Kenpo Organisation or Lineage
Whatever line of Kenpo you follow is a personal choice. Some choose a line simply because they like the teacher’s personality independent of what he teaches on the mat. Others choose an instructor that they know will teach them the art and will push them to do so. The saying goes: “The apple doesn’t fall far from the tree.” If a person really wants to learn something, anything, he should want to be able to train and get as much information on the subject as he can. Do you think that to train with your teacher once a year, is enough to learn the art? I’m sure that in no country you can become a doctor by going to the university once a year. Some organisations offer lessons and rank by video performance sent back and fourth which many feel is not the proper way to study and learn the art. You need an instructor with you on the mat to make instant corrections in your motion or technique so it doesn’t become a bad habit from practice time before you get a return or reply on your video you sent in. As said: “It is easier to prevent a habit then to break one.” In many peoples opinion it is difficult to increasethe knowledge of Kenpo when there are few qualified teachers out there educating and explaining the art.

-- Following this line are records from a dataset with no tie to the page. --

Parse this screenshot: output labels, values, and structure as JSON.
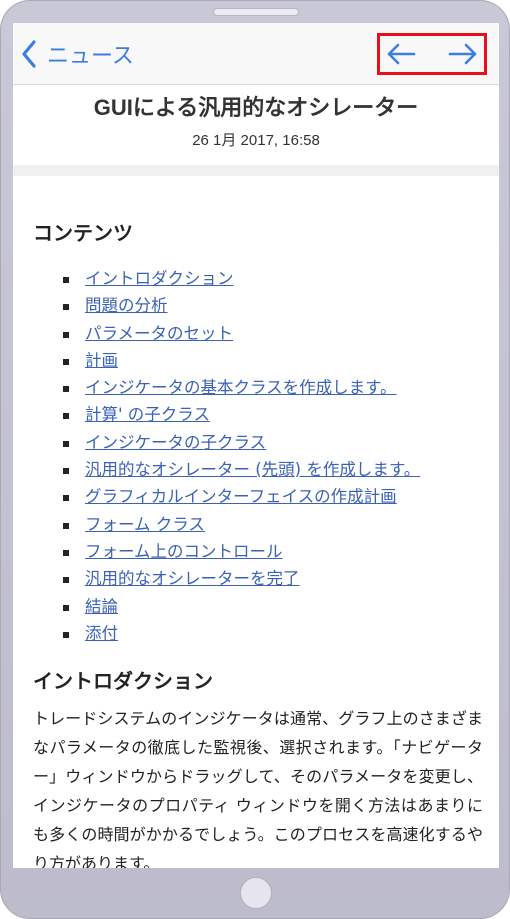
{
  "navbar": {
    "back_label": "ニュース",
    "prev_icon": "arrow-left-icon",
    "next_icon": "arrow-right-icon",
    "accent_color": "#3b7ee0"
  },
  "article": {
    "title": "GUIによる汎用的なオシレーター",
    "date": "26 1月 2017, 16:58"
  },
  "toc": {
    "heading": "コンテンツ",
    "items": [
      "イントロダクション",
      "問題の分析",
      "パラメータのセット",
      "計画",
      "インジケータの基本クラスを作成します。",
      "計算' の子クラス",
      "インジケータの子クラス",
      "汎用的なオシレーター (先頭) を作成します。",
      "グラフィカルインターフェイスの作成計画",
      "フォーム クラス",
      "フォーム上のコントロール",
      "汎用的なオシレーターを完了",
      "結論",
      "添付"
    ]
  },
  "intro": {
    "heading": "イントロダクション",
    "text": "トレードシステムのインジケータは通常、グラフ上のさまざまなパラメータの徹底した監視後、選択されます。「ナビゲーター」ウィンドウからドラッグして、そのパラメータを変更し、インジケータのプロパティ ウィンドウを開く方法はあまりにも多くの時間がかかるでしょう。このプロセスを高速化するやり方があります。"
  }
}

Make sure to seek a qualified instructor and make sure to check his background, because to see a photo on the wall where he is standing beside Senior Grandmaster Ed Parker is honestly not enough. Many have pictures like this that have never actually trained with him. One thing is for sure: it is said that Ed Parker had more students after he died than when he was alive. In the end, you can fool people for a while until they gain enough knowledge in the art to sort out the good from the bad.
Another question is: who says you are qualified as an instructor? The answer is simple: the student says you are qualified. If a student feels you are teaching him and he is learning something that keeps him happy or satisfied then you are qualified. If he is not happy and feels he is not learning much then he will go somewhere else. Remember, nobody can steal your student or your wife. If they are not happy with you, you will know it. If they are, they will not go anywhere else.
In the Parker/Planas Lineage Mr. Planas gives out a patch to the teachers that meet the requirements for his personal standard. Today there are no more then a handful of active teachers that meet Mr. Planas standard of qualification in the world. It is amazing what’s become of the black belt and how it has lost its true value. You can see ten-year-old and younger kids walking around with black belts and they really do think they have the knowledge and the experience to wear the belt. One of the definitions of Dan and Kyu ranks are Dan for man and Kyu for child, which is a contradiction in itself. Originally a person could not wear a black belt until they were 16 years old which was considered a junior black belt until they reached the age of 18, when they were recognised as adults or full rank. Unfortunately, today everything can be bought and sold – and because of that, the essence of the martial art has lost its historical and traditional value.